“These people were on the mountain, but we moved them to good areas and moved them all together,” says operations director Bruce Kim.
“So we gave them new possibilities and their life is better than before. Now one village is better than a city or town. The villages are outside the golf course but better than a city.”
Lee noticed the potential of the area — next to a UNESCO world heritage city with an international airport — while on holiday, and has so far risked $30 million on the venture in one of the world’s poorest countries.
As well as the 18-hole championship course, Lee is planning a hotel with conference facilities, holiday villas and another nine holes of golf, all spread over 900 hectares (2,225 acres) of the Laotian countryside.

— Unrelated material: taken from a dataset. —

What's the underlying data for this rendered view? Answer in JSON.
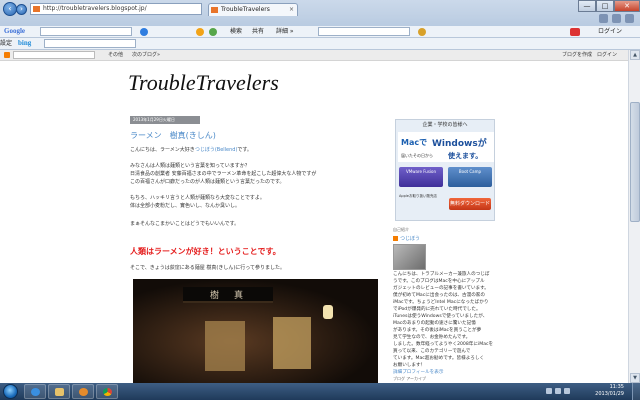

“This is only the beginning,” Lee said during last week’s Luang Prabang Laos Open, whose $80,000 purse was a record for the country.
As the last group of golfers completed their first rounds, a small army of local women cleaners wearing traditional hats and skirts followed behind, picking up litter and repairing divots.
But because golf is new to Luang Prabang, Laos Open organisers had to bus in 50 female caddies on the bumpy, eight-hour journey from the capital Vientiane, which has five courses.
Chris Jordan, a senior official with World Sport Group, which runs the ASEAN PGA Tour, says much of the personnel and equipment had to be sourced from scratch, and was often brought in from outside.
“Doing an event for a first time in a country that’s never done an event before is quite an amazing challenge,” he admits.
“We say we need some A-boards, scoreboards, direction boards, where are we going to find them? And we say, ‘Well, there’s a guy in Thailand who can bring them in’. And we go through the whole list.”
He adds: “Obviously it’s been a little bit difficult at times, because of a) language; and b) they haven’t got a clue what we’re talking about. But they smile and we work it out between us. We use sign language and get on with it.”
Meanwhile nearby villagers, known for their love of loud music, were told to keep their radios down during the four-day tournament to avoid disturbing players.
In Ban Hoi Pai village, outside the fenced-off course, Chant Peng, who guesses her age at between 65 and 70, is oblivious to the big event nearby. She has little idea about this new, foreign sport.
“I don’t know anything about it,” says Chant, weaving clothes on a loom in her dirt yard, while a plump chicken sits under an upturned basket. “The ball looks like an egg.”
Copyright © 2012 AFP. All rights reserved. More »